Sammy was getting hot himself. He thought about all the running he did back and forth. He thought about his family, and how hard they worked to get that bird to a safe place. He remembered his mom and Henry on the dock, cooling their feet. That sounded like a good idea. Cool off his feet and try to think of a way to help the hummingbird. He took off his shoes and socks. As soon as he did, he started to feel better. HEY!
Sammy had a really good idea. “Dad, pour the water over his feet. Everything else is feathers, maybe he’ll cool off if you cool off his feet.” Mom held the hose and Dad held the bird. She let a trickle of cool water run over the bird’s little feet.
He moved a little. Then he opened his mouth a little, then he bent his head down and started to take little drinks from the trickle running over his feet. He drank, he fluffed his feathers, he drank some more.
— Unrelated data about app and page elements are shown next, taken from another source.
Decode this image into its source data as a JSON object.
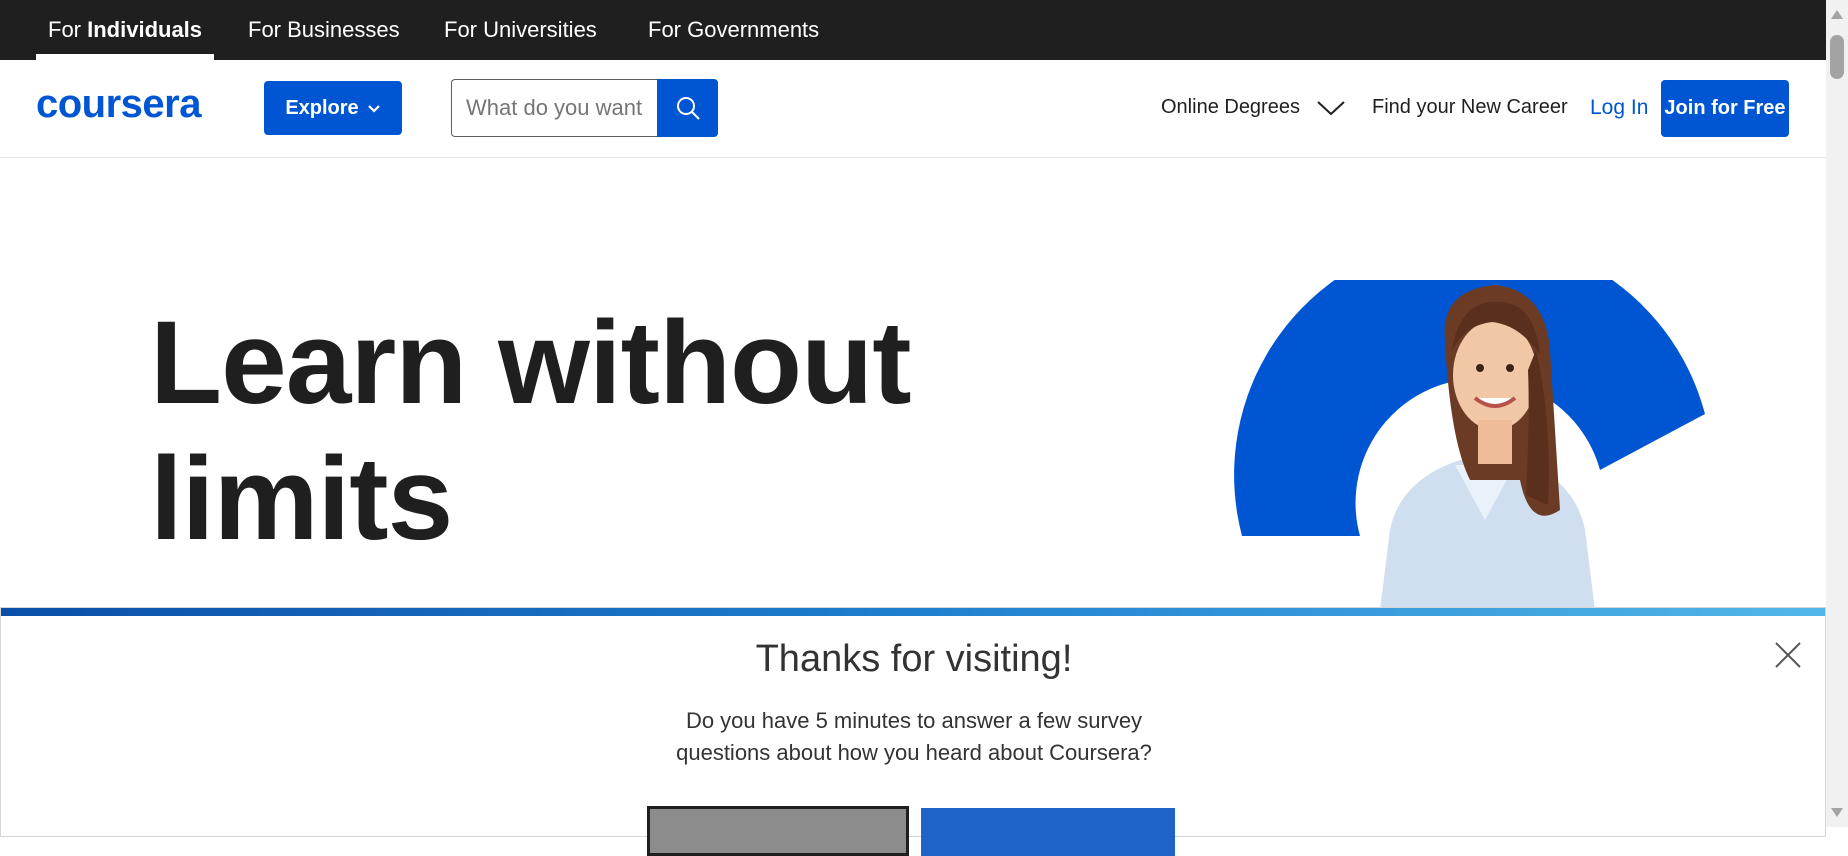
{
  "topbar": {
    "tabs": [
      {
        "prefix": "For ",
        "label": "Individuals",
        "active": true
      },
      {
        "label": "For Businesses"
      },
      {
        "label": "For Universities"
      },
      {
        "label": "For Governments"
      }
    ]
  },
  "header": {
    "logo": "coursera",
    "explore_label": "Explore",
    "search_placeholder": "What do you want",
    "online_degrees": "Online Degrees",
    "find_career": "Find your New Career",
    "login": "Log In",
    "join": "Join for Free"
  },
  "hero": {
    "title_line1": "Learn without",
    "title_line2": "limits"
  },
  "survey": {
    "title": "Thanks for visiting!",
    "text_line1": "Do you have 5 minutes to answer a few survey",
    "text_line2": "questions about how you heard about Coursera?",
    "decline_label": "",
    "accept_label": ""
  },
  "colors": {
    "brand": "#0056d2",
    "topbar": "#1f1f1f"
  },
  "icons": [
    "chevron-down-icon",
    "search-icon",
    "close-icon"
  ]
}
He sat up a little and moved his head around, looking at Sammy and his family, first with one eye, then the other. “Sammy, I think he’s starting to feel…Oh my goodness!”
The little hummingbird perked up and flew to land for just a second, right on top of Sammy’s head! His wings moved so fast you couldn’t even see them! He flittered and hummed around the family for about a minute. In the sun, Sam could see that he was a beautiful greenish blue. Then he zoomed off to the nearest tree. He could rest safely there. “Wow, Sammy! That cool water on his feet made all the difference.”
Whew! Sammy was feeling hot again, but he knew the best way to cool off. His brother and his mom and dad all went to sit on the dock and put their feet in the lake. It made all the difference.